By J Thomas Smith, Contributing Writer
One thing in life is certain–change. Just think back to how things were only five or ten years ago and you will realize in a very short time that so much is already quite different. Cell phones, satellite radio, cable TV, automated cars, WiFi and so much more.
In broadcasting, I witnessed the evolution from playing phonograph records, to 4-track tapes, to CDs, to mini-discs, and to computerized automation. Yet, along the way, many resisted and complained about the changes.
I’m sure there are some of you who know people who refused to adapt to the computer age. I still know some “old timers” who would want to use word processors or even typewriters if they were available, instead of computers.
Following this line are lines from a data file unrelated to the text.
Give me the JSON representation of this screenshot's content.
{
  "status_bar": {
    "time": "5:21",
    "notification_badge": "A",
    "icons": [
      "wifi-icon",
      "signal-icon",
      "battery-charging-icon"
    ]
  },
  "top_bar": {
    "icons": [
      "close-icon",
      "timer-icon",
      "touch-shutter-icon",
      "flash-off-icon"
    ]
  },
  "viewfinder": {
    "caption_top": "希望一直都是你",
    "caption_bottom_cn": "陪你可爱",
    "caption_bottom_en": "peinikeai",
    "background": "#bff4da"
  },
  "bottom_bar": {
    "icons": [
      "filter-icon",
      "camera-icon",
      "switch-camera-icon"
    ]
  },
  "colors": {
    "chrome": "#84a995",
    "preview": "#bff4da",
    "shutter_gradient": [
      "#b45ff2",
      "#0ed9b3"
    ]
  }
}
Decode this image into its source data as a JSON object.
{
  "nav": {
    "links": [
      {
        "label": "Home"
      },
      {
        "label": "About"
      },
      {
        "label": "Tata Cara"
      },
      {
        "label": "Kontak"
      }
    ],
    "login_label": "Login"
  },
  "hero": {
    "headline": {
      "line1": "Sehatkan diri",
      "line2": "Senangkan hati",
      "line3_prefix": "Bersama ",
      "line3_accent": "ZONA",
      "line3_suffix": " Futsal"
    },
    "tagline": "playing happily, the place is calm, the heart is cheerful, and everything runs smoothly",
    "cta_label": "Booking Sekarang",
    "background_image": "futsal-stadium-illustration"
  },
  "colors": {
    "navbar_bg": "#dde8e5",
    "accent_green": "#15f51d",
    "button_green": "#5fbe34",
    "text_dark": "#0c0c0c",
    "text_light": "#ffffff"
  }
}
Well, when change comes we have several possible mindsets, some of which are more adaptive than others. Let’s examine them one at a time.
Those Who Fear Change
The first mindset is to refuse to adapt or change to any new circumstances, just like the person who would prefer to use a word processor. These are generally people who are afraid of change. I believe that the fear of being inadequate is also consistent with this mindset. When change requires new learning, as it often does, some people don’t think they will be able to master the new skills or adapt fast enough, so it is easier to simply renounce the changes than make any effort to adapt at all. The problem is that these are the people who are left in the dust, or to put it in corporate terms, they are “outplaced.”
The Slow Starter
The second mindset is the slow starter. These people usually start out either refusing to change or anxiously running around trying to figure out what to do about it. They do not like change any more than the next person and they persistently resist until one day, it dawns on them that the change may actually bring benefits. Once they see that there is a payoff for them, they fairly easily do the necessary things to adapt to the change.
A third mindset is what we see in the over anxious people around us. They are the ones who instinctively make mountains out of molehills and have a nervous energy about them whenever confronted with a different situation. They think of all of the things that could possibly go wrong and seem to just go around in circles. They don’t adapt to the change; they just worry themselves sick over it.
The Change Agent
The final one is the most rewarding mindset. These are the people who consistently look at the world and understand that change is a part of everything. These people welcome change. In fact, they are frequently the change agents that generate change. They realize that change is what makes things happen and keeps progress flowing.
“Who Moved My Cheese?” Revisited
Are you able to recognize your own mindset in one of the descriptions above? Several years ago, Spencer Johnson’s best-selling book, “Who Moved My Cheese?” was the rage. The book is an excellent description of the characters that represent the four possible mindsets in the change game.
Hem. The first character in the book was a little person named Hem. Hem feared change and believed it would make things worse. He avoided it in any way possible.
Scurry. The second character was a mouse named Scurry. Scurry ran around in circles, just attempting to accomplish something, anything. Sometimes he was right, sometimes wrong, but he was constantly moving.
Haw. The third character was a little person named Haw. Haw was slow to figure things out, but eventually he adapted to the change and realized that the change could bring something better.
Sniff. However, the real winner was the mouse, Sniff. Sniff delved into action early, sniffing out the terrain and choosing what to do next. He adapted the quickest.
Think about the character you would like to become. What would you have to give up to be that character? Are you ready to make a plan right now to implement the needed changes into your life? With vision, commitment and a good plan, it is possible.
When you identify any area in your life that requires some attention and you commit to making the necessary adjustments, it’s strange how life gets in the way sometimes and we revert back to our old, familiar ways. If you can remain focused, you can overcome this tendency and achieve the success you seek. If you cannot, perhaps a coach is the answer. A coach will support your progress and hold you accountable for the goals you set. Good luck as you make the changes that will make you a more happy and success-full person. I’ll see you at the top!
Dr. J Thomas Smith is host of “Sunday Morning Live” on KMJQ/Majic 102.1 (9-11 am CST). He is an attorney, author, keynote speaker, and mental health consultant. Your comments are welcome at email@example.com or firstname.lastname@example.org. Follow on Twitter @drjtsmith102 and at facebook.com/jthomas.smith.12.